◆ PROBLEM TO SOLVE
Line by line, copy out the data below exactly.

◆ RECORDS SHOWN
————
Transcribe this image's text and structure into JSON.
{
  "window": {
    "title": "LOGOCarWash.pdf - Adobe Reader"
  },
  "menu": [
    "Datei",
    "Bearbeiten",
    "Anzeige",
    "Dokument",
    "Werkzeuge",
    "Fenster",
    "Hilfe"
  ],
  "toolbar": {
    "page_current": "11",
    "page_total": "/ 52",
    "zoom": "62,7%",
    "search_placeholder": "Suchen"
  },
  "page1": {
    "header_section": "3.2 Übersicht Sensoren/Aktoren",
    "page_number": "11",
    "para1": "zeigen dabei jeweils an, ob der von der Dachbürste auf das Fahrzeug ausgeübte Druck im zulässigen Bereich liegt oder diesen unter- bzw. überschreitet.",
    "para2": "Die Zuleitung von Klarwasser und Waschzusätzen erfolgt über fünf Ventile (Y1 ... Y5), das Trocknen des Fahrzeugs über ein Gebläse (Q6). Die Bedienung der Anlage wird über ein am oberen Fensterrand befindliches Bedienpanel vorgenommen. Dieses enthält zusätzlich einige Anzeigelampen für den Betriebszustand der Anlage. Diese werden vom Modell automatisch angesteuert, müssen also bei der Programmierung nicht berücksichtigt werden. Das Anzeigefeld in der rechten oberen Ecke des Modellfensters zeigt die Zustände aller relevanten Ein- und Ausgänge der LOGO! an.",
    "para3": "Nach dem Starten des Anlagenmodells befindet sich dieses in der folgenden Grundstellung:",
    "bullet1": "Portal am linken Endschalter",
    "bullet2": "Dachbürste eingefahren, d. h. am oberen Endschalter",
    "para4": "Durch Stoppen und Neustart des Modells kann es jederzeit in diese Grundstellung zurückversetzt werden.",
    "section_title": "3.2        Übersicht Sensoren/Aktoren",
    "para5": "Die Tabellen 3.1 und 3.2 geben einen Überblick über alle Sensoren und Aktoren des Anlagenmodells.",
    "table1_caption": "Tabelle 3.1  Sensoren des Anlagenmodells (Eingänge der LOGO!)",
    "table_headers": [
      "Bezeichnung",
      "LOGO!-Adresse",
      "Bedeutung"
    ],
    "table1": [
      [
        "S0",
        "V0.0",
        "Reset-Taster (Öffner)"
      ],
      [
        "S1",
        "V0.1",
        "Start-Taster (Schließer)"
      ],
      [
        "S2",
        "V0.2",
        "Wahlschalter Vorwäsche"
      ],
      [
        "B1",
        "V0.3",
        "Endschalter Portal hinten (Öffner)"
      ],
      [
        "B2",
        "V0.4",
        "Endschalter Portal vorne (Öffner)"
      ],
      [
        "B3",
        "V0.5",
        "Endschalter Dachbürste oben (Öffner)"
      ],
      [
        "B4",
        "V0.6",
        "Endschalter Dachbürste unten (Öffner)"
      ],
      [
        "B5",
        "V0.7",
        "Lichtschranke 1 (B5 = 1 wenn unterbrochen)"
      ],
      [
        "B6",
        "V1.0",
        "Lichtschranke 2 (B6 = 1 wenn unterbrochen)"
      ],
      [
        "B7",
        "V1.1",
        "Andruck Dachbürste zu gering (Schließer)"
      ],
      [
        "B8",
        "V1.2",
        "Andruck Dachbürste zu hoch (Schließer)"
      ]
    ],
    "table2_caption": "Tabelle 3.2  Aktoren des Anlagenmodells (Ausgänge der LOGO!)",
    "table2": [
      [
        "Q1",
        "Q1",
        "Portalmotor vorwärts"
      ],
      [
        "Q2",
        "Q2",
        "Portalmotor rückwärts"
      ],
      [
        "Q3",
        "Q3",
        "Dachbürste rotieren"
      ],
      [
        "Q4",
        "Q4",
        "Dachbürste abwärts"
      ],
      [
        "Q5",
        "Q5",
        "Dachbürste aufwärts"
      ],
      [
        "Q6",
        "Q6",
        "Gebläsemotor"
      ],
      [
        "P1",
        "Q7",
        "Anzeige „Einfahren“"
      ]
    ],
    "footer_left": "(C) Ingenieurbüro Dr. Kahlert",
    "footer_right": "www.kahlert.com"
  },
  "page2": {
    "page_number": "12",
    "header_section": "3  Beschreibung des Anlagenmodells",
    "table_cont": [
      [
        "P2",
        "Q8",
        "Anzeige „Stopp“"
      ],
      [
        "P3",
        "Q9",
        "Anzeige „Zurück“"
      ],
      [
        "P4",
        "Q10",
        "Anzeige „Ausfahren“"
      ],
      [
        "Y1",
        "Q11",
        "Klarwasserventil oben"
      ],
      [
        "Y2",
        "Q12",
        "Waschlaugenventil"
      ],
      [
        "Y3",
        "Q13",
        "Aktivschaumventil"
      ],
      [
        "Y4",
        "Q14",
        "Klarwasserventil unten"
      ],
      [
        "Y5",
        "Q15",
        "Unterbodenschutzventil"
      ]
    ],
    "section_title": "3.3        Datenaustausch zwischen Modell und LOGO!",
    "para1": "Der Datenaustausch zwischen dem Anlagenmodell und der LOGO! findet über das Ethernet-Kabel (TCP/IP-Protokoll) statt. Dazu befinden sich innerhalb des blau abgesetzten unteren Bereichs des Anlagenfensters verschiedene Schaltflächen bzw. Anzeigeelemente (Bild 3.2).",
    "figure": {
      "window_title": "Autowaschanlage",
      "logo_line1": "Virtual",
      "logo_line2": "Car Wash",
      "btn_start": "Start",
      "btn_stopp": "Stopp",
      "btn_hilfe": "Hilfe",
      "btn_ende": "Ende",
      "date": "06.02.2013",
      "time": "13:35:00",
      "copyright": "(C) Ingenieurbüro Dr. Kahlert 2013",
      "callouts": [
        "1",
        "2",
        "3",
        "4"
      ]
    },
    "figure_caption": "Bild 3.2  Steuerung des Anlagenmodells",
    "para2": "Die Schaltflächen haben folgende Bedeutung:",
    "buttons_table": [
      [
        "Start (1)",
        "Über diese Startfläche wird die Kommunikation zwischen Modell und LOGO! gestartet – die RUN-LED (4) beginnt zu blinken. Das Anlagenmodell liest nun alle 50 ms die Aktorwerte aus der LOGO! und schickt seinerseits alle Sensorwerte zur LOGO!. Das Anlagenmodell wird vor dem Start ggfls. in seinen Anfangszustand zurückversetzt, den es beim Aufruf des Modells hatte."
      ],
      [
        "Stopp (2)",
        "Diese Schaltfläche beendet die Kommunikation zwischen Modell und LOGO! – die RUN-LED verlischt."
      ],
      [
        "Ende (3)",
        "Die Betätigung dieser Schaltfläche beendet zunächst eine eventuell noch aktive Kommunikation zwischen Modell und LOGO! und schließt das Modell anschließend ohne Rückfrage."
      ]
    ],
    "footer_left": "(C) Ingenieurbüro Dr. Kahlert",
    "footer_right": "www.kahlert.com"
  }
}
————
◆ OUTPUT OF THE TASK
Transcribe this image's text and structure into JSON.
{
  "window": {
    "title": "LOGOCarWash.pdf - Adobe Reader"
  },
  "menu": [
    "Datei",
    "Bearbeiten",
    "Anzeige",
    "Dokument",
    "Werkzeuge",
    "Fenster",
    "Hilfe"
  ],
  "toolbar": {
    "page_current": "11",
    "page_total": "/ 52",
    "zoom": "62,7%",
    "search_placeholder": "Suchen"
  },
  "page1": {
    "header_section": "3.2 Übersicht Sensoren/Aktoren",
    "page_number": "11",
    "para1": "zeigen dabei jeweils an, ob der von der Dachbürste auf das Fahrzeug ausgeübte Druck im zulässigen Bereich liegt oder diesen unter- bzw. überschreitet.",
    "para2": "Die Zuleitung von Klarwasser und Waschzusätzen erfolgt über fünf Ventile (Y1 ... Y5), das Trocknen des Fahrzeugs über ein Gebläse (Q6). Die Bedienung der Anlage wird über ein am oberen Fensterrand befindliches Bedienpanel vorgenommen. Dieses enthält zusätzlich einige Anzeigelampen für den Betriebszustand der Anlage. Diese werden vom Modell automatisch angesteuert, müssen also bei der Programmierung nicht berücksichtigt werden. Das Anzeigefeld in der rechten oberen Ecke des Modellfensters zeigt die Zustände aller relevanten Ein- und Ausgänge der LOGO! an.",
    "para3": "Nach dem Starten des Anlagenmodells befindet sich dieses in der folgenden Grundstellung:",
    "bullet1": "Portal am linken Endschalter",
    "bullet2": "Dachbürste eingefahren, d. h. am oberen Endschalter",
    "para4": "Durch Stoppen und Neustart des Modells kann es jederzeit in diese Grundstellung zurückversetzt werden.",
    "section_title": "3.2        Übersicht Sensoren/Aktoren",
    "para5": "Die Tabellen 3.1 und 3.2 geben einen Überblick über alle Sensoren und Aktoren des Anlagenmodells.",
    "table1_caption": "Tabelle 3.1  Sensoren des Anlagenmodells (Eingänge der LOGO!)",
    "table_headers": [
      "Bezeichnung",
      "LOGO!-Adresse",
      "Bedeutung"
    ],
    "table1": [
      [
        "S0",
        "V0.0",
        "Reset-Taster (Öffner)"
      ],
      [
        "S1",
        "V0.1",
        "Start-Taster (Schließer)"
      ],
      [
        "S2",
        "V0.2",
        "Wahlschalter Vorwäsche"
      ],
      [
        "B1",
        "V0.3",
        "Endschalter Portal hinten (Öffner)"
      ],
      [
        "B2",
        "V0.4",
        "Endschalter Portal vorne (Öffner)"
      ],
      [
        "B3",
        "V0.5",
        "Endschalter Dachbürste oben (Öffner)"
      ],
      [
        "B4",
        "V0.6",
        "Endschalter Dachbürste unten (Öffner)"
      ],
      [
        "B5",
        "V0.7",
        "Lichtschranke 1 (B5 = 1 wenn unterbrochen)"
      ],
      [
        "B6",
        "V1.0",
        "Lichtschranke 2 (B6 = 1 wenn unterbrochen)"
      ],
      [
        "B7",
        "V1.1",
        "Andruck Dachbürste zu gering (Schließer)"
      ],
      [
        "B8",
        "V1.2",
        "Andruck Dachbürste zu hoch (Schließer)"
      ]
    ],
    "table2_caption": "Tabelle 3.2  Aktoren des Anlagenmodells (Ausgänge der LOGO!)",
    "table2": [
      [
        "Q1",
        "Q1",
        "Portalmotor vorwärts"
      ],
      [
        "Q2",
        "Q2",
        "Portalmotor rückwärts"
      ],
      [
        "Q3",
        "Q3",
        "Dachbürste rotieren"
      ],
      [
        "Q4",
        "Q4",
        "Dachbürste abwärts"
      ],
      [
        "Q5",
        "Q5",
        "Dachbürste aufwärts"
      ],
      [
        "Q6",
        "Q6",
        "Gebläsemotor"
      ],
      [
        "P1",
        "Q7",
        "Anzeige „Einfahren“"
      ]
    ],
    "footer_left": "(C) Ingenieurbüro Dr. Kahlert",
    "footer_right": "www.kahlert.com"
  },
  "page2": {
    "page_number": "12",
    "header_section": "3  Beschreibung des Anlagenmodells",
    "table_cont": [
      [
        "P2",
        "Q8",
        "Anzeige „Stopp“"
      ],
      [
        "P3",
        "Q9",
        "Anzeige „Zurück“"
      ],
      [
        "P4",
        "Q10",
        "Anzeige „Ausfahren“"
      ],
      [
        "Y1",
        "Q11",
        "Klarwasserventil oben"
      ],
      [
        "Y2",
        "Q12",
        "Waschlaugenventil"
      ],
      [
        "Y3",
        "Q13",
        "Aktivschaumventil"
      ],
      [
        "Y4",
        "Q14",
        "Klarwasserventil unten"
      ],
      [
        "Y5",
        "Q15",
        "Unterbodenschutzventil"
      ]
    ],
    "section_title": "3.3        Datenaustausch zwischen Modell und LOGO!",
    "para1": "Der Datenaustausch zwischen dem Anlagenmodell und der LOGO! findet über das Ethernet-Kabel (TCP/IP-Protokoll) statt. Dazu befinden sich innerhalb des blau abgesetzten unteren Bereichs des Anlagenfensters verschiedene Schaltflächen bzw. Anzeigeelemente (Bild 3.2).",
    "figure": {
      "window_title": "Autowaschanlage",
      "logo_line1": "Virtual",
      "logo_line2": "Car Wash",
      "btn_start": "Start",
      "btn_stopp": "Stopp",
      "btn_hilfe": "Hilfe",
      "btn_ende": "Ende",
      "date": "06.02.2013",
      "time": "13:35:00",
      "copyright": "(C) Ingenieurbüro Dr. Kahlert 2013",
      "callouts": [
        "1",
        "2",
        "3",
        "4"
      ]
    },
    "figure_caption": "Bild 3.2  Steuerung des Anlagenmodells",
    "para2": "Die Schaltflächen haben folgende Bedeutung:",
    "buttons_table": [
      [
        "Start (1)",
        "Über diese Startfläche wird die Kommunikation zwischen Modell und LOGO! gestartet – die RUN-LED (4) beginnt zu blinken. Das Anlagenmodell liest nun alle 50 ms die Aktorwerte aus der LOGO! und schickt seinerseits alle Sensorwerte zur LOGO!. Das Anlagenmodell wird vor dem Start ggfls. in seinen Anfangszustand zurückversetzt, den es beim Aufruf des Modells hatte."
      ],
      [
        "Stopp (2)",
        "Diese Schaltfläche beendet die Kommunikation zwischen Modell und LOGO! – die RUN-LED verlischt."
      ],
      [
        "Ende (3)",
        "Die Betätigung dieser Schaltfläche beendet zunächst eine eventuell noch aktive Kommunikation zwischen Modell und LOGO! und schließt das Modell anschließend ohne Rückfrage."
      ]
    ],
    "footer_left": "(C) Ingenieurbüro Dr. Kahlert",
    "footer_right": "www.kahlert.com"
  }
}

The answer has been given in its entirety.